- [EXERCISE BRIEF]:
The lines below that include the word "days" are to be reported.

- [DATA FOR PROCESSING]:
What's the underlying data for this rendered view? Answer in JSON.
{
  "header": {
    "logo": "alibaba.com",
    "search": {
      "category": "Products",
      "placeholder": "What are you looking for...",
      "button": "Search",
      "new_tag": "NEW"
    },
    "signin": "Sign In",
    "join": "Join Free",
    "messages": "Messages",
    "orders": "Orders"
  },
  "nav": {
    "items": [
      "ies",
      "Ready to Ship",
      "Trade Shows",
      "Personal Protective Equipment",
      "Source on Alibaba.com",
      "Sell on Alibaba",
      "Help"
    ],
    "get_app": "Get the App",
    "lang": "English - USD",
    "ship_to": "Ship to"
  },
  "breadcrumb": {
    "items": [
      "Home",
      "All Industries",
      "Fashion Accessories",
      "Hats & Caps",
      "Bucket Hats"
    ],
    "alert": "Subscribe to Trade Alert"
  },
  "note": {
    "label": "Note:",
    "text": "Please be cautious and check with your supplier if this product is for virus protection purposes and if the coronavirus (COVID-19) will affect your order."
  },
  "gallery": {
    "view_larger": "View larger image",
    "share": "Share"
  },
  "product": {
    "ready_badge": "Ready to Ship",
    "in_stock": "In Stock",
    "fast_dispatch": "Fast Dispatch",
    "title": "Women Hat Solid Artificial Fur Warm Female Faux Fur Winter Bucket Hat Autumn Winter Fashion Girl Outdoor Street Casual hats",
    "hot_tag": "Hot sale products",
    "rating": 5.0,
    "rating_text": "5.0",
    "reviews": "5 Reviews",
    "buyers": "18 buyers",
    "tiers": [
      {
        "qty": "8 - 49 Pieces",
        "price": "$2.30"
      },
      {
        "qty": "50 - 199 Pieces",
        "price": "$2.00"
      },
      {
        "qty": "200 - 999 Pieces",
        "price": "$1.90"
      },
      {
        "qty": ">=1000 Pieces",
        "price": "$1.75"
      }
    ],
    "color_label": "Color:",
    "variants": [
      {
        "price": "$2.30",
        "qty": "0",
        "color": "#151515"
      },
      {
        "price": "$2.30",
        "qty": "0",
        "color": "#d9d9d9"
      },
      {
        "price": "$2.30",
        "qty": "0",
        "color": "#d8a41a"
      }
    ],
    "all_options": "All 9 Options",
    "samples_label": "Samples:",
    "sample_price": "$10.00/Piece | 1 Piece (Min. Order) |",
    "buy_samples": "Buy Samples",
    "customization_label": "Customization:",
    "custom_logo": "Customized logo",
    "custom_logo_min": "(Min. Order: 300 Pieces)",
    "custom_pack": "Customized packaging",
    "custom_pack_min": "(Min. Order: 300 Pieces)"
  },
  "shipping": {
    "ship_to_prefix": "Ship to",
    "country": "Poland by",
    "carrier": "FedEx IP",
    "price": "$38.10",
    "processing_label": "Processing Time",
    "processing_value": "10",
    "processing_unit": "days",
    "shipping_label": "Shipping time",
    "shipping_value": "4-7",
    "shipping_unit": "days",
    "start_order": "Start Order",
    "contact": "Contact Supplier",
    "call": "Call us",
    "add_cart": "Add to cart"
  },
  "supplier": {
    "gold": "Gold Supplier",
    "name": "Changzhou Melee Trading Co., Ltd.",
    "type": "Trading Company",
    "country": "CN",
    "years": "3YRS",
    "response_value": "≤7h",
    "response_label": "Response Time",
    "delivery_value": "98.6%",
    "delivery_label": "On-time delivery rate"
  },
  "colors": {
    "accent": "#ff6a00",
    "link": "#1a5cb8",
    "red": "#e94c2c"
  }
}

- [EXERCISE SOLUTION]:
    "processing_unit": "days",
    "shipping_unit": "days",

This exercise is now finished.